I’m thankful for the fact that I had the support necessary to make it through not only 1, but (almost) 2 degrees of post-secondary education. The myth of equal access to higher education in Canada is just that – a myth – to mask the reality of a system that ultimately confers significant advantage to families with privilege, earned or unearned. If you don’t believe me, imagine the difference between graduating with tens of thousands of dollars in debt vs. graduating with no debt at all. Or the difference between going through school while balancing part to full time work, because your student loan only barely covers skyrocketing tuition costs, and you like to do things like pay rent, vs. going through school without having to work at all. That I had as much financial, emotional, physical, intellectual, and spiritual support from my family, friends, girlfriend, and even a few faculty members was invaluable and I wouldn’t be writing this now without it.
While my education was largely something that I planned, I’m also thankful for the unplanned events that led me to the situation I am currently in. If it weren’t for a consultant that suggested I check out practicum opportunities at SFU Career Services during grad school, I wouldn’t have met the wonderful people here at the centre who would, a couple of years later, become my colleagues. On a related note, I’m also thankful that I was open-minded enough to take her up on her suggestion, which ultimately led me to the work I’m now doing. Had I more rigidly stuck to my plan (haha… okay, there was no plan, but you get the idea) and turned down the opportunity, who knows where I might have ended up.
I’m thankful for all of the many mistakes that I have made in the last few years, because without them I would know a lot less than I do (or worse, I would think that I know more than I actually do). Is there any better teacher than “failure?” I hate to get all cliché, but mistakes are really better classified as learning opportunities (opportunities because you can still choose not to learn from them). Bad judgment calls, missed deadlines, questionable decision making, missed deadlines, use of redundant examples… there’s always a way to view ‘mistakes’ negatively, as in judging yourself, calling yourself stupid, basically hitting you while you’re down; or positively, as in ‘what did I learn, and how will this experience influence my actions the next time something like this happens?’ (Reminder to self – deadlines are important).
I find the following helpful.
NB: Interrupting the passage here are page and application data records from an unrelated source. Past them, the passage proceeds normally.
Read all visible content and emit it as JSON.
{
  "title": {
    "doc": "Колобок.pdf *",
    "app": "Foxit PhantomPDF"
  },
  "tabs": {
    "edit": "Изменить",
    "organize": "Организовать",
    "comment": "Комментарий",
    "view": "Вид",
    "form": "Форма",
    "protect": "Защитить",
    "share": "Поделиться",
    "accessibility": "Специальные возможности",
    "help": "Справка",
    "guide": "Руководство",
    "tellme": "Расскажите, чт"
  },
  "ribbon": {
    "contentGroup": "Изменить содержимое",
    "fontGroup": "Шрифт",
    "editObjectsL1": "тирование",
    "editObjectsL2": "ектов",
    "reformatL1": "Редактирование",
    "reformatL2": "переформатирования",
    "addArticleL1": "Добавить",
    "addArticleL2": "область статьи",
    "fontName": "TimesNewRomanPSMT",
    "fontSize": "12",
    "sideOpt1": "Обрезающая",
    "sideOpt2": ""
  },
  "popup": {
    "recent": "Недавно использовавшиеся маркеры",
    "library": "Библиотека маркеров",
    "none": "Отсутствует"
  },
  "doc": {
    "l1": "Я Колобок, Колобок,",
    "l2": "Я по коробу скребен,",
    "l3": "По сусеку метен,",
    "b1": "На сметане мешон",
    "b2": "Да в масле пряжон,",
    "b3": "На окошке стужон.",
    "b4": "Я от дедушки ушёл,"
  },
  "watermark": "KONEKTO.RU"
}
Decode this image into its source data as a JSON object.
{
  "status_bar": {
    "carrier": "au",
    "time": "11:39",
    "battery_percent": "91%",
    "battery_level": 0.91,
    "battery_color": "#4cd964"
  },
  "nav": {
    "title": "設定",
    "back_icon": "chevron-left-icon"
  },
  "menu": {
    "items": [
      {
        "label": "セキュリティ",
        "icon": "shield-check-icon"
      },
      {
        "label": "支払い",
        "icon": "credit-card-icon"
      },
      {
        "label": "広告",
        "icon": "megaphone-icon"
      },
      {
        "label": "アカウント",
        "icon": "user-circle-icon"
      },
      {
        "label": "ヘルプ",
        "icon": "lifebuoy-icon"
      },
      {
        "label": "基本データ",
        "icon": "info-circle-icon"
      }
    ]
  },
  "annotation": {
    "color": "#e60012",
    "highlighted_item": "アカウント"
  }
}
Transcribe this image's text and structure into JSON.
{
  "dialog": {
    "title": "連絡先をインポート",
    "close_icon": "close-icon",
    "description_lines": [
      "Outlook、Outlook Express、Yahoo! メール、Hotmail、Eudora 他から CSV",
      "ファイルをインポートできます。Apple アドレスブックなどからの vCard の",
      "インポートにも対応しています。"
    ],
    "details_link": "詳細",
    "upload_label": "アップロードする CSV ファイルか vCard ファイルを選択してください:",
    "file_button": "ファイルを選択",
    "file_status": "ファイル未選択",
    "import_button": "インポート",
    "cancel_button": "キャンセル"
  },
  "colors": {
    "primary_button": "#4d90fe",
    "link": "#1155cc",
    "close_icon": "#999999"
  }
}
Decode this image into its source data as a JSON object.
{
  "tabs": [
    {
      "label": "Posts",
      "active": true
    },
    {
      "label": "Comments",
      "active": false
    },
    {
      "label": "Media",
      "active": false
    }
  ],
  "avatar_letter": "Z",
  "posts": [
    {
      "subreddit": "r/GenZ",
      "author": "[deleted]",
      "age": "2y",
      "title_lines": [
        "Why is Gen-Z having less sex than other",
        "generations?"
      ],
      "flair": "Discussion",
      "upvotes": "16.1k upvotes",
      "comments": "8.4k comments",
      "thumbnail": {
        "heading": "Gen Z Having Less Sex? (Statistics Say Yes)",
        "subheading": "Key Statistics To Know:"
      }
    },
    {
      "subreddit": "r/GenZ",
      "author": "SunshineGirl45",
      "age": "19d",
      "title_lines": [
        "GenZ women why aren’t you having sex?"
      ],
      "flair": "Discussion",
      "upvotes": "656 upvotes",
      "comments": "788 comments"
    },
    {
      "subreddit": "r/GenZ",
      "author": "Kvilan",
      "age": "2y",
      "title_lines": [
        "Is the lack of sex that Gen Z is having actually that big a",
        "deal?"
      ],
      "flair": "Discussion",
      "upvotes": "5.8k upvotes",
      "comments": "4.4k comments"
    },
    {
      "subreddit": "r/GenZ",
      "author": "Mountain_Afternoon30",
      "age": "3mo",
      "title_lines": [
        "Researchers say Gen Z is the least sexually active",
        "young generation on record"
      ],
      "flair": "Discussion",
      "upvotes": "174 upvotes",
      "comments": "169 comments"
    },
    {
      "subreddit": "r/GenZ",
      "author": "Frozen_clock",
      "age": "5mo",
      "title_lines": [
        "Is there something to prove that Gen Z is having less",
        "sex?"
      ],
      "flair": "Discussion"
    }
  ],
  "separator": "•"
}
Mistake = miss + take. Actors learn from dozens of ‘missed’ takes in order to produce the picture perfect cinematic moment that ends up on the big screen. ‘Success’ is a combination of action (having the courage to try something, even if it ends up being ‘wrong’) and ability (being able to learn from their own and others’ mistakes so they don’t repeat them).
Lastly, I’m thankful for all of the staff, volunteers, and students that I’ve been able to interact with since I’ve started working here at Career Services. None of these interactions has been 100% give or take, so I have come away with something from each of them, whether or not I realize it right away. I can only hope that those on the other end of the bargain feel kinda sorta the same way.
Oh, and thanks for reading! Have a great long weekend.
David Lindskoog is a career advisor with SFU Career Services, and Dave’s Diary is an ongoing series of journal entries touching on various aspects related to careers and well-being. Look for updates every Friday between September and December.
Want to hear my thoughts on a particular topic? Send me an email, and I’ll do my best to include it in my next post!